■ Your objective
Report all lines in the records that hold the string "Настройка".

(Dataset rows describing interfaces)
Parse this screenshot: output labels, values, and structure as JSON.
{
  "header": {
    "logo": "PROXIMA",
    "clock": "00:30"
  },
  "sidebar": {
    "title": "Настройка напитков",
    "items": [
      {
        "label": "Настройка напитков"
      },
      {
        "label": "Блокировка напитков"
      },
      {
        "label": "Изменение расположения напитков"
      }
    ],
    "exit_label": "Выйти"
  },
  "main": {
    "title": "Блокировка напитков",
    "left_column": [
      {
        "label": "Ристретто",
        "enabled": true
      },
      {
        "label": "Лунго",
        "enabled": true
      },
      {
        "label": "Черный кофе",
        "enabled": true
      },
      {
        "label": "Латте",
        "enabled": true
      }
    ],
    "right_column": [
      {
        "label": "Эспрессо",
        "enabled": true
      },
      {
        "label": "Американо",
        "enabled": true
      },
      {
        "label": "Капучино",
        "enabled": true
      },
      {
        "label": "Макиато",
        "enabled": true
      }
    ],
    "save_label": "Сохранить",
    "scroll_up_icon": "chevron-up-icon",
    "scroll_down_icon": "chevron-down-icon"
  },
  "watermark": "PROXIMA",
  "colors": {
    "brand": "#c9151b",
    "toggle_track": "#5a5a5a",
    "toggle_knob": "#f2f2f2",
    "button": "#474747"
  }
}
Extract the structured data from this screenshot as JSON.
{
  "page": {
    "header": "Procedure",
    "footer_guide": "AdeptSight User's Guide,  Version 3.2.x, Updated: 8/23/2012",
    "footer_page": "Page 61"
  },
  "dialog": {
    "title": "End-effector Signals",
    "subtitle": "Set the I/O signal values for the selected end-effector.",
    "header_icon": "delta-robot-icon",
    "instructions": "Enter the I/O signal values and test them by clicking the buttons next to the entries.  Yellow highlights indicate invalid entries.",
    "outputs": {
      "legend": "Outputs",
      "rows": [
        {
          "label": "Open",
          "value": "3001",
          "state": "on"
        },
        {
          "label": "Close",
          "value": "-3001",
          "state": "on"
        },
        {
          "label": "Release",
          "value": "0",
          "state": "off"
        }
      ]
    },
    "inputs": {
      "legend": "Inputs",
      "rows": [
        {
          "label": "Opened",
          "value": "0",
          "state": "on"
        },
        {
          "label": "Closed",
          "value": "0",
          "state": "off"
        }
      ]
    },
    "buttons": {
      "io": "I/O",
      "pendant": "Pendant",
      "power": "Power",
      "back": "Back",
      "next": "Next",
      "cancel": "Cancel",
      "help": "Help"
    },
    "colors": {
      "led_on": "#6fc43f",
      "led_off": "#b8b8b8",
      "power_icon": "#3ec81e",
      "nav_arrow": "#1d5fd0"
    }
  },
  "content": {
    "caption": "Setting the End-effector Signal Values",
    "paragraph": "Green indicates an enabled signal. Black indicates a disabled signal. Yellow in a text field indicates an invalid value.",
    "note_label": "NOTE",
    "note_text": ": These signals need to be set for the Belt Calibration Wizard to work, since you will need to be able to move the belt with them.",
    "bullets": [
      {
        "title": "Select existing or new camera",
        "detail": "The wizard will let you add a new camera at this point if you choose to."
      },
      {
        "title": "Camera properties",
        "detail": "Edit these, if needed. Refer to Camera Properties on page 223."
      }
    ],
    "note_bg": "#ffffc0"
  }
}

■ Expected answer
    "title": "Настройка напитков",
        "label": "Настройка напитков"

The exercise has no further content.